What you are asked to do: With the images omitted, return all of the entries exactly as they stand.

Dataset extract:
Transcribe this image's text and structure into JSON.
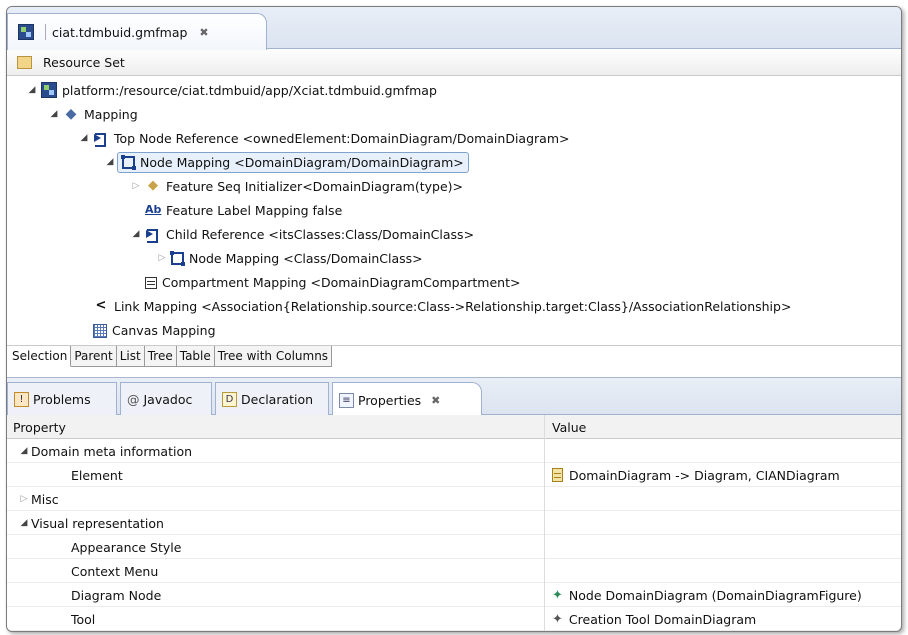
{
  "editor": {
    "tab_title": "ciat.tdmbuid.gmfmap",
    "close_symbol": "✖",
    "resource_bar_label": "Resource Set"
  },
  "tree": {
    "root": "platform:/resource/ciat.tdmbuid/app/Xciat.tdmbuid.gmfmap",
    "mapping": "Mapping",
    "top_node_ref": "Top Node Reference <ownedElement:DomainDiagram/DomainDiagram>",
    "node_mapping": "Node Mapping <DomainDiagram/DomainDiagram>",
    "feature_seq": "Feature Seq Initializer<DomainDiagram(type)>",
    "feature_label": "Feature Label Mapping false",
    "child_ref": "Child Reference <itsClasses:Class/DomainClass>",
    "child_node_mapping": "Node Mapping <Class/DomainClass>",
    "compartment": "Compartment Mapping <DomainDiagramCompartment>",
    "link_mapping": "Link Mapping <Association{Relationship.source:Class->Relationship.target:Class}/AssociationRelationship>",
    "canvas_mapping": "Canvas Mapping"
  },
  "editor_tabs": [
    "Selection",
    "Parent",
    "List",
    "Tree",
    "Table",
    "Tree with Columns"
  ],
  "views": {
    "problems": "Problems",
    "javadoc": "Javadoc",
    "declaration": "Declaration",
    "properties": "Properties"
  },
  "properties": {
    "header_property": "Property",
    "header_value": "Value",
    "rows": [
      {
        "label": "Domain meta information",
        "value": ""
      },
      {
        "label": "Element",
        "value": "DomainDiagram -> Diagram, CIANDiagram"
      },
      {
        "label": "Misc",
        "value": ""
      },
      {
        "label": "Visual representation",
        "value": ""
      },
      {
        "label": "Appearance Style",
        "value": ""
      },
      {
        "label": "Context Menu",
        "value": ""
      },
      {
        "label": "Diagram Node",
        "value": "Node DomainDiagram (DomainDiagramFigure)"
      },
      {
        "label": "Tool",
        "value": "Creation Tool DomainDiagram"
      }
    ]
  },
  "icons": {
    "map": "gmfmap-file-icon",
    "mapping": "mapping-icon",
    "accent_selected": "#7da2ce"
  }
}
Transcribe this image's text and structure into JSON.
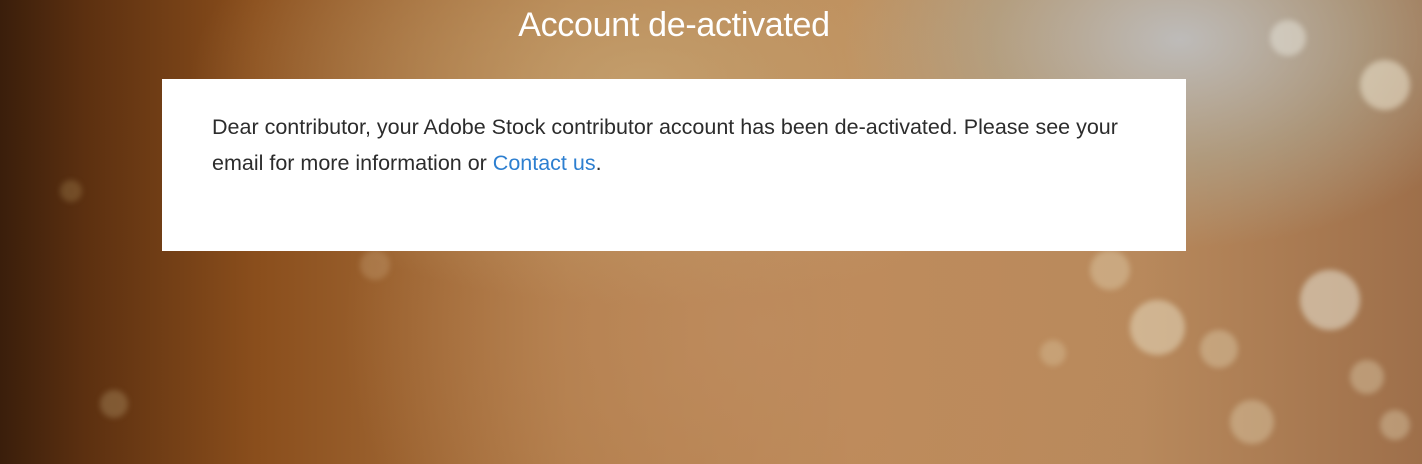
{
  "page": {
    "title": "Account de-activated"
  },
  "notice": {
    "message_text": "Dear contributor, your Adobe Stock contributor account has been de-activated. Please see your email for more information or ",
    "contact_link_label": "Contact us",
    "trailing_punctuation": "."
  },
  "colors": {
    "link": "#2d7fd0",
    "card_background": "#ffffff",
    "title_text": "#ffffff"
  }
}
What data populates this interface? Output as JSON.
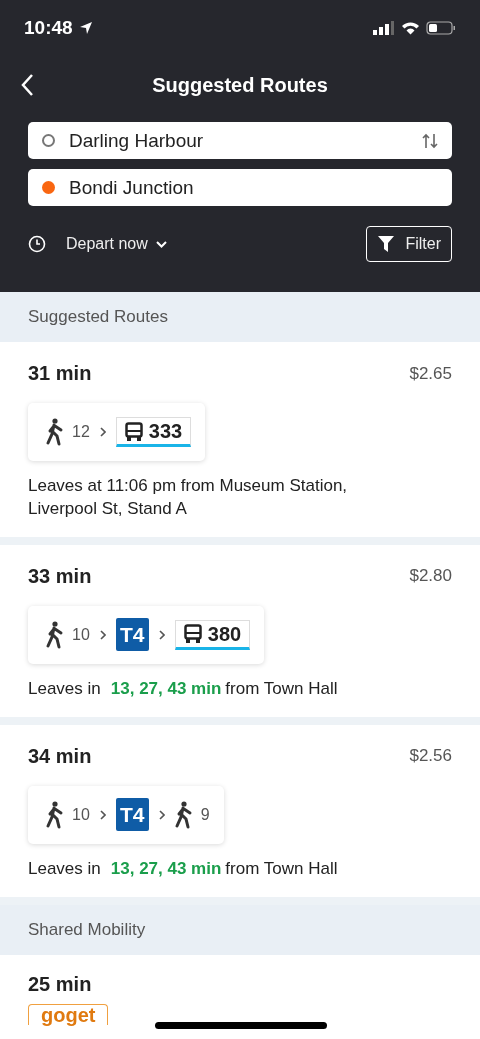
{
  "status_bar": {
    "time": "10:48"
  },
  "header": {
    "title": "Suggested Routes"
  },
  "origin": {
    "value": "Darling Harbour"
  },
  "destination": {
    "value": "Bondi Junction"
  },
  "depart": {
    "label": "Depart now"
  },
  "filter_button": {
    "label": "Filter"
  },
  "sections": [
    {
      "title": "Suggested Routes",
      "routes": [
        {
          "duration": "31 min",
          "fare": "$2.65",
          "legs": [
            {
              "kind": "walk",
              "label": "12"
            },
            {
              "kind": "bus",
              "label": "333"
            }
          ],
          "departure": {
            "prefix": "Leaves at 11:06 pm from Museum Station, Liverpool St, Stand A"
          }
        },
        {
          "duration": "33 min",
          "fare": "$2.80",
          "legs": [
            {
              "kind": "walk",
              "label": "10"
            },
            {
              "kind": "train",
              "label": "T4"
            },
            {
              "kind": "bus",
              "label": "380"
            }
          ],
          "departure": {
            "prefix": "Leaves in",
            "times": "13, 27, 43 min",
            "suffix": "from Town Hall"
          }
        },
        {
          "duration": "34 min",
          "fare": "$2.56",
          "legs": [
            {
              "kind": "walk",
              "label": "10"
            },
            {
              "kind": "train",
              "label": "T4"
            },
            {
              "kind": "walk",
              "label": "9"
            }
          ],
          "departure": {
            "prefix": "Leaves in",
            "times": "13, 27, 43 min",
            "suffix": "from Town Hall"
          }
        }
      ]
    },
    {
      "title": "Shared Mobility",
      "routes": [
        {
          "duration": "25 min",
          "logo": "goget"
        }
      ]
    }
  ]
}
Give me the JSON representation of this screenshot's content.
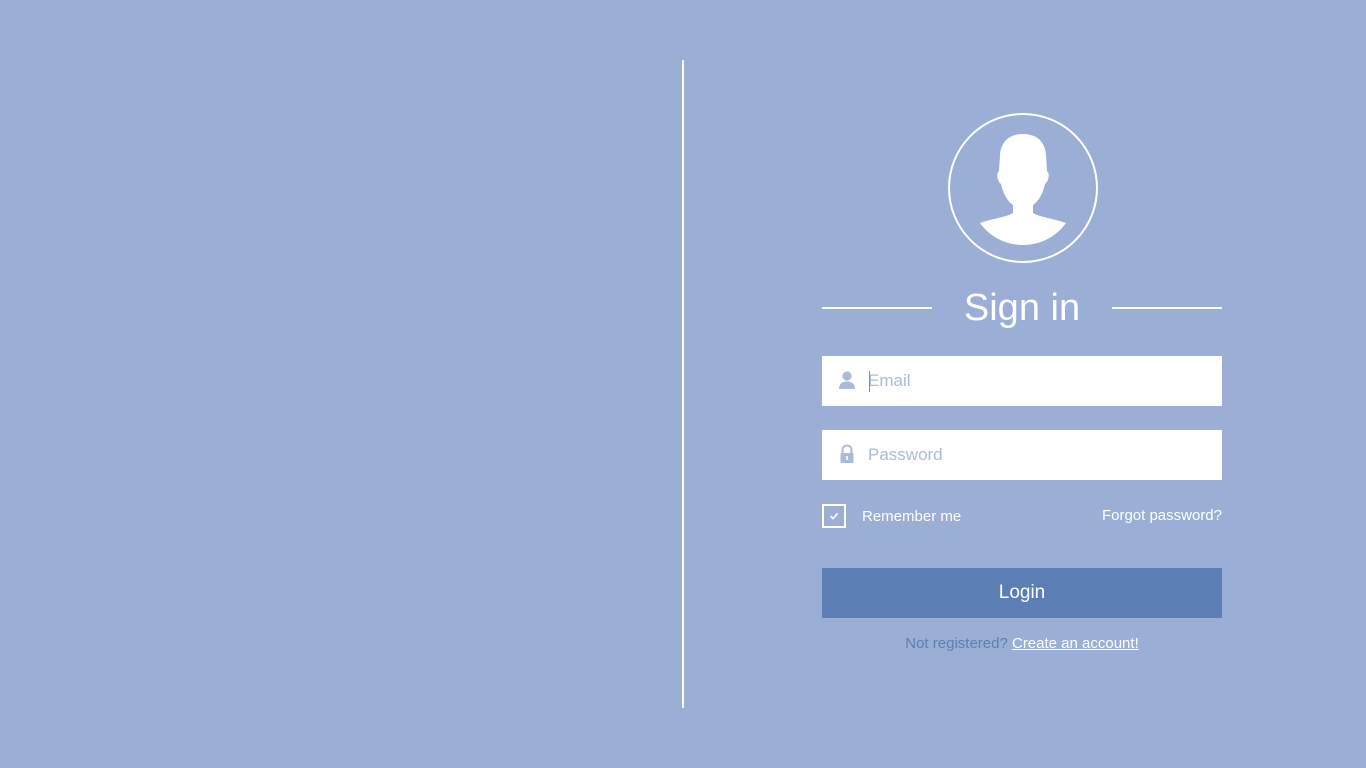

Task result:
Transcribe this image's text and structure into JSON.
{
  "editor": {
    "tab_title": "ciat.tdmbuid.gmfmap",
    "close_symbol": "✖",
    "resource_bar_label": "Resource Set"
  },
  "tree": {
    "root": "platform:/resource/ciat.tdmbuid/app/Xciat.tdmbuid.gmfmap",
    "mapping": "Mapping",
    "top_node_ref": "Top Node Reference <ownedElement:DomainDiagram/DomainDiagram>",
    "node_mapping": "Node Mapping <DomainDiagram/DomainDiagram>",
    "feature_seq": "Feature Seq Initializer<DomainDiagram(type)>",
    "feature_label": "Feature Label Mapping false",
    "child_ref": "Child Reference <itsClasses:Class/DomainClass>",
    "child_node_mapping": "Node Mapping <Class/DomainClass>",
    "compartment": "Compartment Mapping <DomainDiagramCompartment>",
    "link_mapping": "Link Mapping <Association{Relationship.source:Class->Relationship.target:Class}/AssociationRelationship>",
    "canvas_mapping": "Canvas Mapping"
  },
  "editor_tabs": [
    "Selection",
    "Parent",
    "List",
    "Tree",
    "Table",
    "Tree with Columns"
  ],
  "views": {
    "problems": "Problems",
    "javadoc": "Javadoc",
    "declaration": "Declaration",
    "properties": "Properties"
  },
  "properties": {
    "header_property": "Property",
    "header_value": "Value",
    "rows": [
      {
        "label": "Domain meta information",
        "value": ""
      },
      {
        "label": "Element",
        "value": "DomainDiagram -> Diagram, CIANDiagram"
      },
      {
        "label": "Misc",
        "value": ""
      },
      {
        "label": "Visual representation",
        "value": ""
      },
      {
        "label": "Appearance Style",
        "value": ""
      },
      {
        "label": "Context Menu",
        "value": ""
      },
      {
        "label": "Diagram Node",
        "value": "Node DomainDiagram (DomainDiagramFigure)"
      },
      {
        "label": "Tool",
        "value": "Creation Tool DomainDiagram"
      }
    ]
  },
  "icons": {
    "map": "gmfmap-file-icon",
    "mapping": "mapping-icon",
    "accent_selected": "#7da2ce"
  }
}
Transcribe this image's text and structure into JSON.
{
  "page": {
    "title": "Account de-activated"
  },
  "notice": {
    "message_text": "Dear contributor, your Adobe Stock contributor account has been de-activated. Please see your email for more information or ",
    "contact_link_label": "Contact us",
    "trailing_punctuation": "."
  },
  "colors": {
    "link": "#2d7fd0",
    "card_background": "#ffffff",
    "title_text": "#ffffff"
  }
}
What data populates this interface? Output as JSON.
{
  "status_bar": {
    "time": "10:48"
  },
  "header": {
    "title": "Suggested Routes"
  },
  "origin": {
    "value": "Darling Harbour"
  },
  "destination": {
    "value": "Bondi Junction"
  },
  "depart": {
    "label": "Depart now"
  },
  "filter_button": {
    "label": "Filter"
  },
  "sections": [
    {
      "title": "Suggested Routes",
      "routes": [
        {
          "duration": "31 min",
          "fare": "$2.65",
          "legs": [
            {
              "kind": "walk",
              "label": "12"
            },
            {
              "kind": "bus",
              "label": "333"
            }
          ],
          "departure": {
            "prefix": "Leaves at 11:06 pm from Museum Station, Liverpool St, Stand A"
          }
        },
        {
          "duration": "33 min",
          "fare": "$2.80",
          "legs": [
            {
              "kind": "walk",
              "label": "10"
            },
            {
              "kind": "train",
              "label": "T4"
            },
            {
              "kind": "bus",
              "label": "380"
            }
          ],
          "departure": {
            "prefix": "Leaves in",
            "times": "13, 27, 43 min",
            "suffix": "from Town Hall"
          }
        },
        {
          "duration": "34 min",
          "fare": "$2.56",
          "legs": [
            {
              "kind": "walk",
              "label": "10"
            },
            {
              "kind": "train",
              "label": "T4"
            },
            {
              "kind": "walk",
              "label": "9"
            }
          ],
          "departure": {
            "prefix": "Leaves in",
            "times": "13, 27, 43 min",
            "suffix": "from Town Hall"
          }
        }
      ]
    },
    {
      "title": "Shared Mobility",
      "routes": [
        {
          "duration": "25 min",
          "logo": "goget"
        }
      ]
    }
  ]
}
Give me the JSON representation of this screenshot's content.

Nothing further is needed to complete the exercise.